DDOT Testimony of Mark Buscaino
Executive Director, Casey Trees
February 26, 2021
Performance Oversight Hearing for the District Department of Transportation
Committee on Transportation and the Environment
Good afternoon. My name is Mark Buscaino, Executive Director at Casey Trees. Our mission at Casey Trees is to Restore, enhance and protect the tree canopy of nation’s capital. Thank you for the opportunity to testify.
In this time of crisis, individuals and communities across the United States are increasingly finding solace in nature. And, for those of us in urban areas, nature can mean a well-treed block in a community, a park, garden or local arboretum. For DC in particular, the City, through DOEE, DPR and DDOT’s Urban Forestry Division, have done a great job over the past two decades preserving and expanding its tree canopy to enhance the lives of all DC residents.

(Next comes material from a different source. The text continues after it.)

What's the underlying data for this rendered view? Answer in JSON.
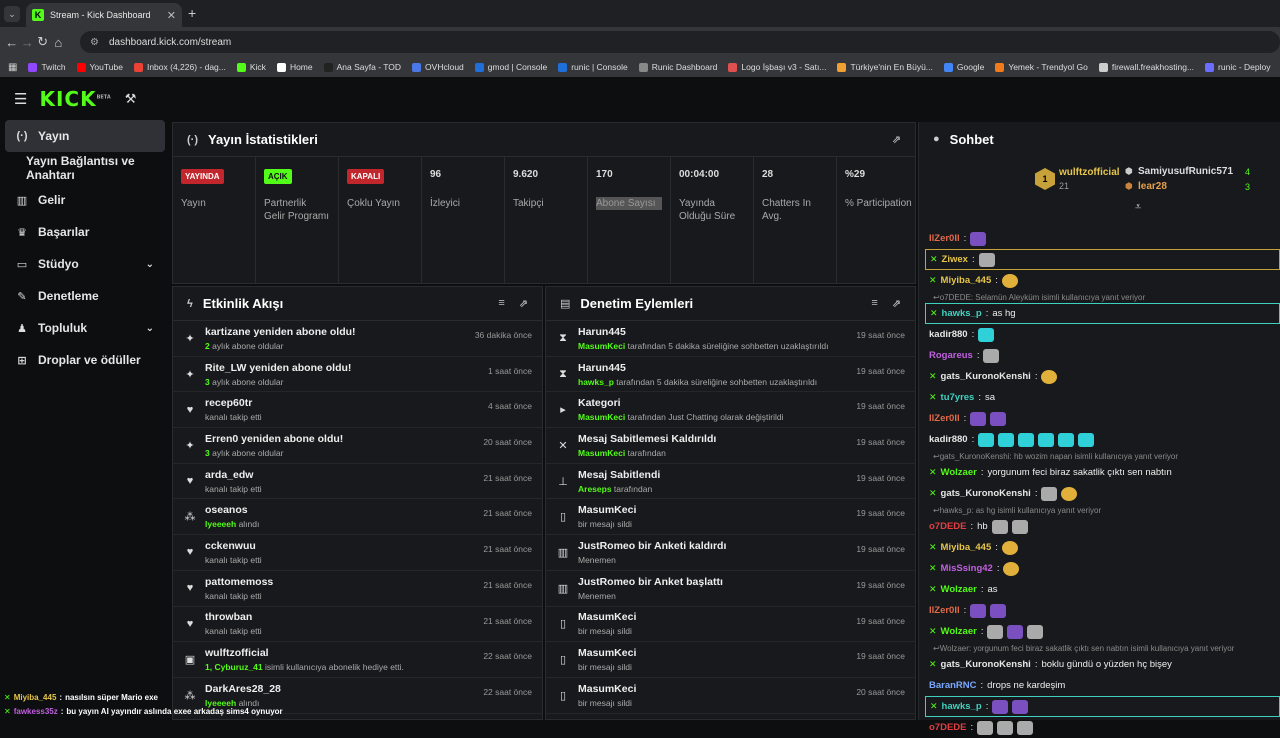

That said, trees are an ever-changing resource, vulnerable to the ebbs and flows of a city, and especially a growing city like DC. To that, I am here to speak briefly on three items we recommend should be addressed to keep DC’s trees healthy and abundant for generations to come.
Protection of Special and Heritage Trees on DC Lands
Current law does not prohibit the City from removing Special or Heritage trees on its own lands. To correct this inconsistency, we recommend that the City extend the tree protections that it requires of private landowners to DC-owned lands as well. This will not only protect the approximately 19,000 of Special, and 1,000 Heritage trees on city property, but it will also show that the City leads by example.
This change could be easily accomplished by amending Section 104 and 104a (DC Code §8–651.04/§8–651.04a) the Urban Forest Preservation Act of 2002/Tree Canopy Protection Amendment Act of 2016:
- “It shall be unlawful, without a Special Tree removal permit issued by the Mayor, to top, cut down, remove, girdle, break, or destroy any Special Tree.” (Section 104)
- “It shall be unlawful, without a Heritage Tree removal permit issued by the Mayor, to top, cut down, remove, girdle, break, or destroy any Heritage Tree.” (Section 104a)
The Urban Forest Preservation Act is clear about the requirements for removing/relocating Special/Heritage Trees. However, it lacks clarity on what is required when a Special/Heritage tree is to be preserved when it will be subject to disturbance that may injure or kill it. This shortfall could be remedied by amending the Urban Forest Preservation Act as follows:
Proposed Bill Language
- “For disturbance proposed within the critical root zone (CRZ) of a Special or Heritage Tree, a Tree Preservation Plan, developed by an ISA Certified Arborist, shall be submitted to and approved by the Urban Forestry Division prior to the commencement of such work.”
Proposed Definition Addition
- Critical Root Zone (CRZ) is defined as an area equal to 1.5-foot radius from the base of the tree’s trunk for everyone inch of the tree’s diameter at 4.5 feet above grade. Example: A 24-inch diameter tree would have a critical root zone radius (CRZ) of 36 feet. The total protection zone, including trunk, would be 74 feet in diameter.
(Note: as written, this standard already codified in the DOEE Storm Water Guidebook, and used by the Urban Forestry Division)
Stop Work Order Authority
It does not take a lot of soil disturbance in/around the root zone of a tree to kill or irreparably harm it. And, when this situation occurs, often DDOT/UFD gets call to respond and take appropriate action.
Upon arrival, if the arborist finds the tree is in danger, they need to contact someone in a department that does have Stop Work Order Authority to shut down the work to save the tree. Unfortunately, by the time this happens, which can take hours or days, the tree is already standing dead because damage to a tree’s root zone is typically permanent and irreversible.
Given this reality, UFD should be provided Stop Work Order authority to intervene and halt any activity that will destroy a regulated tree. The stop work order should then only be lifted once a credible preservation plan, approved by UFD, has been developed and implemented on site.
Thank you again for the opportunity to testify.